═══ Recorded information ═══

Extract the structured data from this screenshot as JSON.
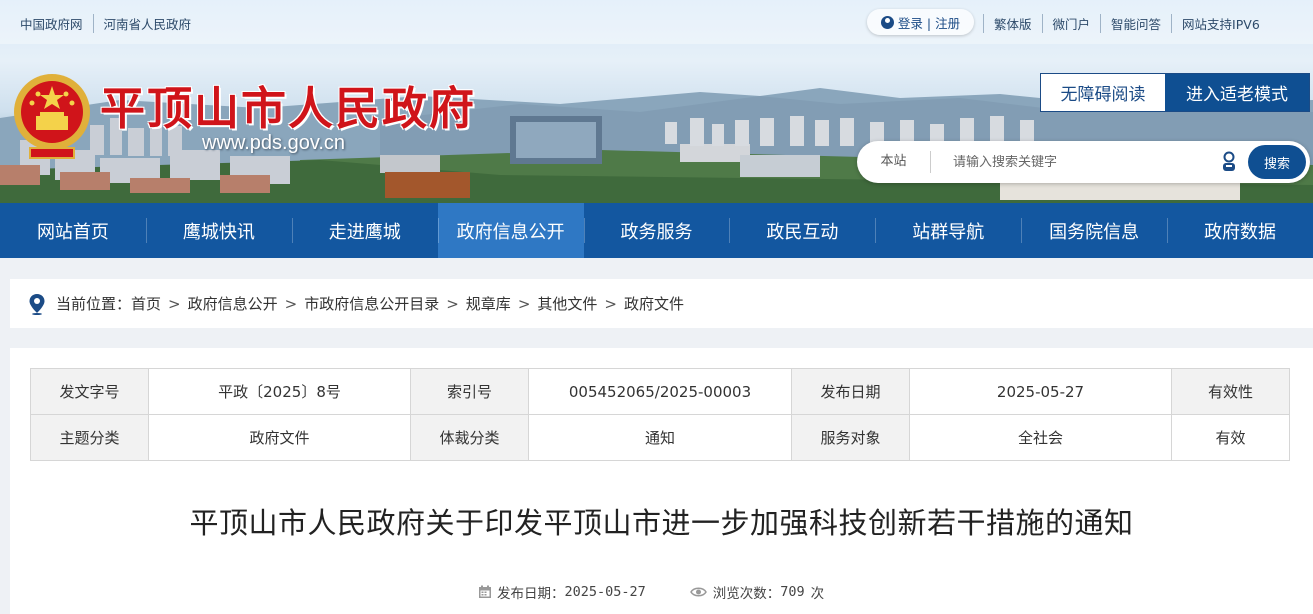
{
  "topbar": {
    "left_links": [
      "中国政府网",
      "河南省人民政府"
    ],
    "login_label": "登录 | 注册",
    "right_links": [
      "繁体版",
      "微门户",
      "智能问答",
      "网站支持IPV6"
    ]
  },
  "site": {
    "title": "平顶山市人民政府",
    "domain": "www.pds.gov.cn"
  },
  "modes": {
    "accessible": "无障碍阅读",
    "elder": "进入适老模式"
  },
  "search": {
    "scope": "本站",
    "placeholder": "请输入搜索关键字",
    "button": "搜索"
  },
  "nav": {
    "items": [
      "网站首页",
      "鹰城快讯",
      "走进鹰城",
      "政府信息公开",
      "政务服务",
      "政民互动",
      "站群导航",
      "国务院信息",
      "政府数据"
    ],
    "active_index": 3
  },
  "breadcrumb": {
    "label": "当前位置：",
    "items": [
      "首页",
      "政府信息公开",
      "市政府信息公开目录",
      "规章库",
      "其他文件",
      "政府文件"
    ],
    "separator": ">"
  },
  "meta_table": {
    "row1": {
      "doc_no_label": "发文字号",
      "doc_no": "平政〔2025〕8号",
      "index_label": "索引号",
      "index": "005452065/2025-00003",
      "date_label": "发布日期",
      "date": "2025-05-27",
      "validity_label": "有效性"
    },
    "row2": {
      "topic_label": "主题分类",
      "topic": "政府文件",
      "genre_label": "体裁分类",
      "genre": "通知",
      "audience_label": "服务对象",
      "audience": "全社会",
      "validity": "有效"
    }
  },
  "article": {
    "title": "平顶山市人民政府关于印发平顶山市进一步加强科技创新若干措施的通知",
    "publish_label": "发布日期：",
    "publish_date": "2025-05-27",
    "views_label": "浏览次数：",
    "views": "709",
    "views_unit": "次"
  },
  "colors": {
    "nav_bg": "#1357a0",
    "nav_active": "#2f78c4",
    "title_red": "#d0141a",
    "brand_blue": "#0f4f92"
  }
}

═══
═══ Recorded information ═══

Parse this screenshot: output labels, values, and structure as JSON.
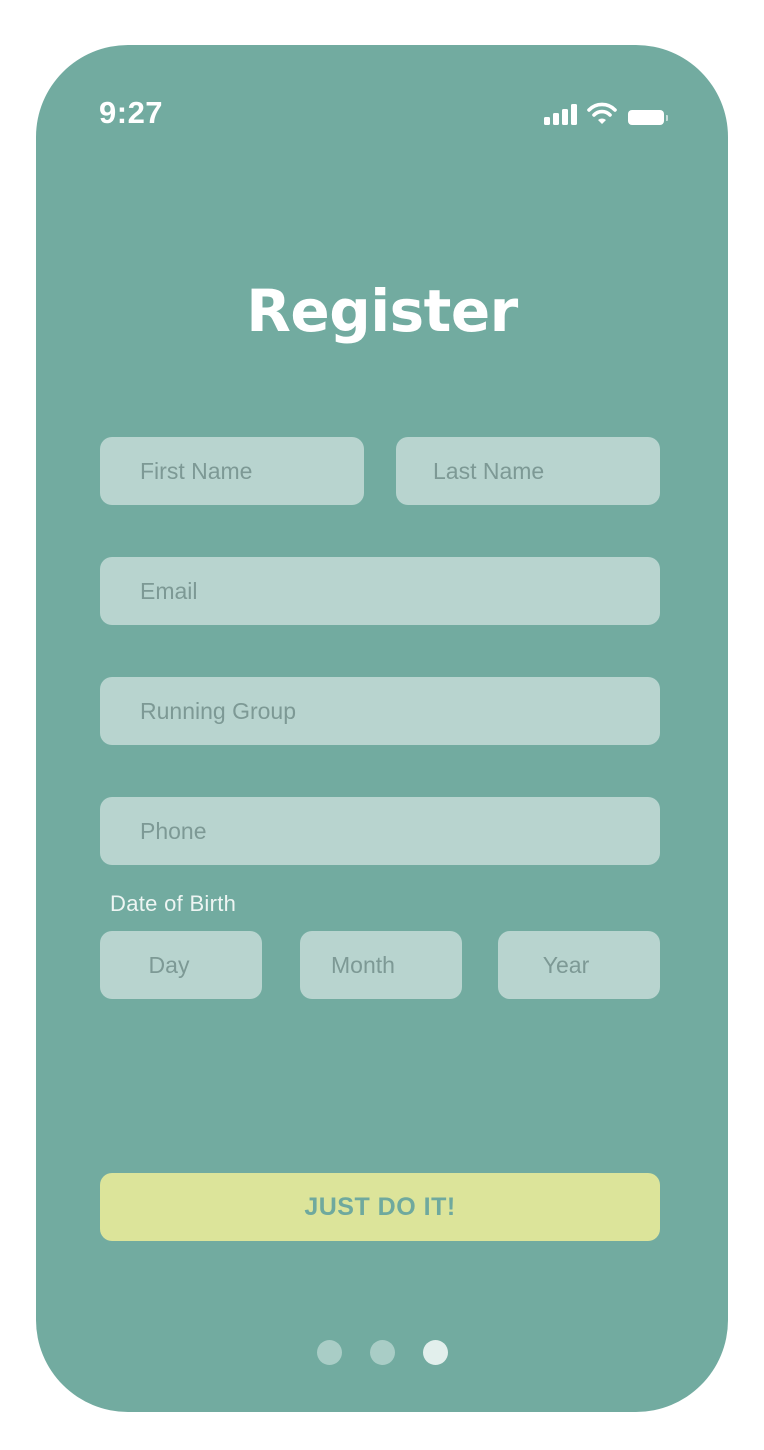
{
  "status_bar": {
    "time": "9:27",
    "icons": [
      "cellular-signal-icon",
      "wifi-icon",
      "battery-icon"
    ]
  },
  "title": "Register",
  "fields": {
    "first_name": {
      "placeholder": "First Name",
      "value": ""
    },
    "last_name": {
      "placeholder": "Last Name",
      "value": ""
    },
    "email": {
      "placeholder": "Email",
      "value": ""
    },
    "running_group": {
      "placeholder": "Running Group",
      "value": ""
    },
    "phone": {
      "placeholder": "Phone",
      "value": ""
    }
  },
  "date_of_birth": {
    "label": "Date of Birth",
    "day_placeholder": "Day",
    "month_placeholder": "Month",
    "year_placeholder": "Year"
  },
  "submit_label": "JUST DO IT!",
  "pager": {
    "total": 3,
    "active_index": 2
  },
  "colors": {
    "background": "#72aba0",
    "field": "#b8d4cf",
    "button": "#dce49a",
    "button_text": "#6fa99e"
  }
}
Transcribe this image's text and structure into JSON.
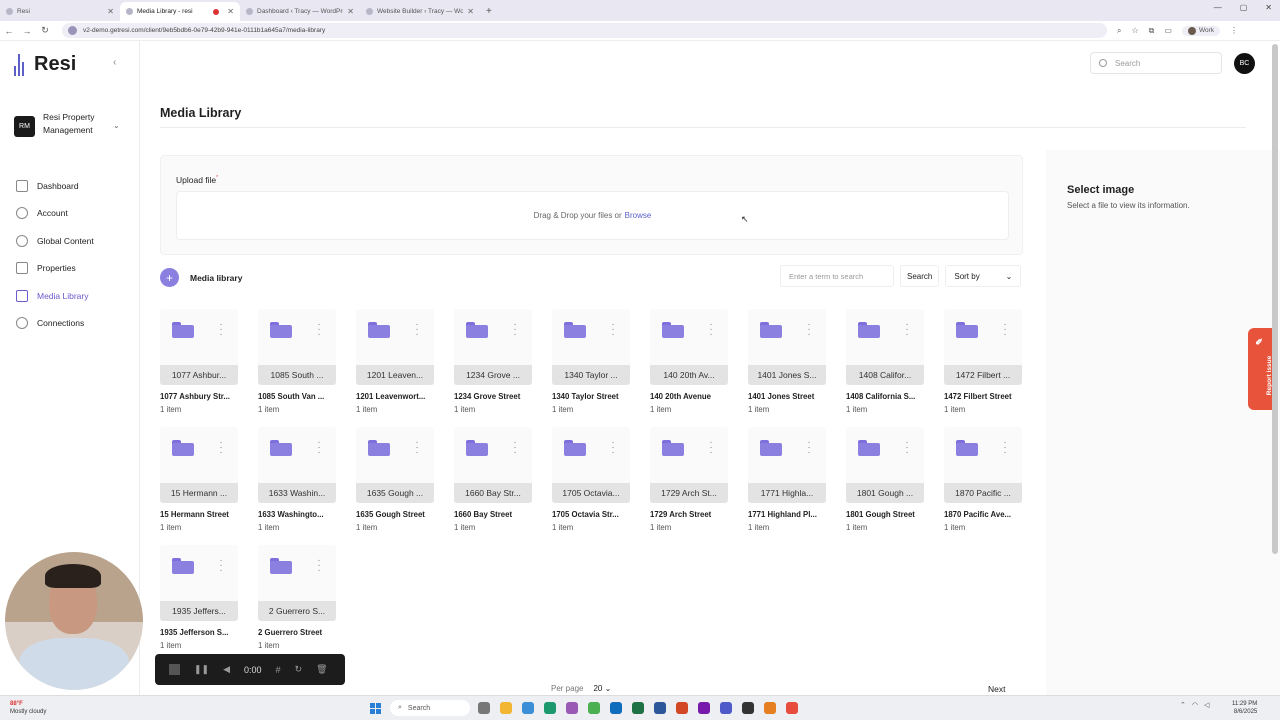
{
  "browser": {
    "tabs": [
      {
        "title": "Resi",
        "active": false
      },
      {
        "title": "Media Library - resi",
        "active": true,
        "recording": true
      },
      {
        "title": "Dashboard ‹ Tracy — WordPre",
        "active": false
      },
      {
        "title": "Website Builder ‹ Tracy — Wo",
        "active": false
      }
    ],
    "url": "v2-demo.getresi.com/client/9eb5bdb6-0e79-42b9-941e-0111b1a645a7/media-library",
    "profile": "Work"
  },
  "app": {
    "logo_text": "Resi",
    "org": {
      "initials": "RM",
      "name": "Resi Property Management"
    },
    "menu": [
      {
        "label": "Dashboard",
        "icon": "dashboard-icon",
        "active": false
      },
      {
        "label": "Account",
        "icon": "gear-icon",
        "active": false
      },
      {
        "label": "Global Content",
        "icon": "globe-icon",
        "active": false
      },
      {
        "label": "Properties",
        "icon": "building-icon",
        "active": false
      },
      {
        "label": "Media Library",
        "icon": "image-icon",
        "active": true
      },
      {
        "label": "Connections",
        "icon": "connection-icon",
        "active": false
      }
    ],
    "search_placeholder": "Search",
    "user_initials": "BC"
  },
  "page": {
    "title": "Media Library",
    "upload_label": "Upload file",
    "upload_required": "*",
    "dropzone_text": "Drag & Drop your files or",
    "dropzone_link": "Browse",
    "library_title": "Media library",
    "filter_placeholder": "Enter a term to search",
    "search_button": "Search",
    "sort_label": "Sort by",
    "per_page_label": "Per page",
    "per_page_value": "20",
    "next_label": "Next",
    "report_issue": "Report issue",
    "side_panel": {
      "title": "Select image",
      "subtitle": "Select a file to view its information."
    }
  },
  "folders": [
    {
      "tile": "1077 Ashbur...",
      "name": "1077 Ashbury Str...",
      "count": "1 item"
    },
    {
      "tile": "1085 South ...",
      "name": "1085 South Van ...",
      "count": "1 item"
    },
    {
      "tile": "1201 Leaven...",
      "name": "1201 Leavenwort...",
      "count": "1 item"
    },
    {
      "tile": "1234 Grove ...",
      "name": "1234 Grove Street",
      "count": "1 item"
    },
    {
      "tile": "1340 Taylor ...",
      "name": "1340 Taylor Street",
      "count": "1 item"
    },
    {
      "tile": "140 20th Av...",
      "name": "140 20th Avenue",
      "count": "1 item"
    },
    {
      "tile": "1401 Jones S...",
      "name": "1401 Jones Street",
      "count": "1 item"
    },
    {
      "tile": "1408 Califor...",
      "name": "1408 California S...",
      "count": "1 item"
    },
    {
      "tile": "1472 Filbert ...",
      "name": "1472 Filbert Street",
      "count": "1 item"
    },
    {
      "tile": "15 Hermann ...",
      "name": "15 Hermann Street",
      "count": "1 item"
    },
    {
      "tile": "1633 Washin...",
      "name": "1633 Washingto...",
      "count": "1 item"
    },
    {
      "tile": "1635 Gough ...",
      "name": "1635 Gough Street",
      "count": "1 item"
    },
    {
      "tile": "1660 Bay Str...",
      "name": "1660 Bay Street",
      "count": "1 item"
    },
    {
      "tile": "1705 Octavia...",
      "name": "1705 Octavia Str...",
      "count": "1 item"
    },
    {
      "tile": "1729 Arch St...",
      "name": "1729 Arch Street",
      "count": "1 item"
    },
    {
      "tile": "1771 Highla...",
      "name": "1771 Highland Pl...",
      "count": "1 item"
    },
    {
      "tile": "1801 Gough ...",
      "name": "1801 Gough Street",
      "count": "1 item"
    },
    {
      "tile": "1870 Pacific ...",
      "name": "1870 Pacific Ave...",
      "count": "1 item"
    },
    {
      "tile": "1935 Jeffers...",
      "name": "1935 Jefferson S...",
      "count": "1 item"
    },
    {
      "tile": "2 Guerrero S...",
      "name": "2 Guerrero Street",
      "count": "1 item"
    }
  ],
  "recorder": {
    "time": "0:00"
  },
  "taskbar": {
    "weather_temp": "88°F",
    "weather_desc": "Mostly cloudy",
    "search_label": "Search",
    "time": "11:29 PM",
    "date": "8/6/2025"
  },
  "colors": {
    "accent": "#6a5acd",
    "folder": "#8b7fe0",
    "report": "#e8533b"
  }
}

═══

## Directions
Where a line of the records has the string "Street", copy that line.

## Answer box
      "name": "1234 Grove Street",
      "name": "1340 Taylor Street",
      "name": "1401 Jones Street",
      "name": "1472 Filbert Street",
      "name": "15 Hermann Street",
      "name": "1635 Gough Street",
      "name": "1660 Bay Street",
      "name": "1729 Arch Street",
      "name": "1801 Gough Street",
      "name": "2 Guerrero Street",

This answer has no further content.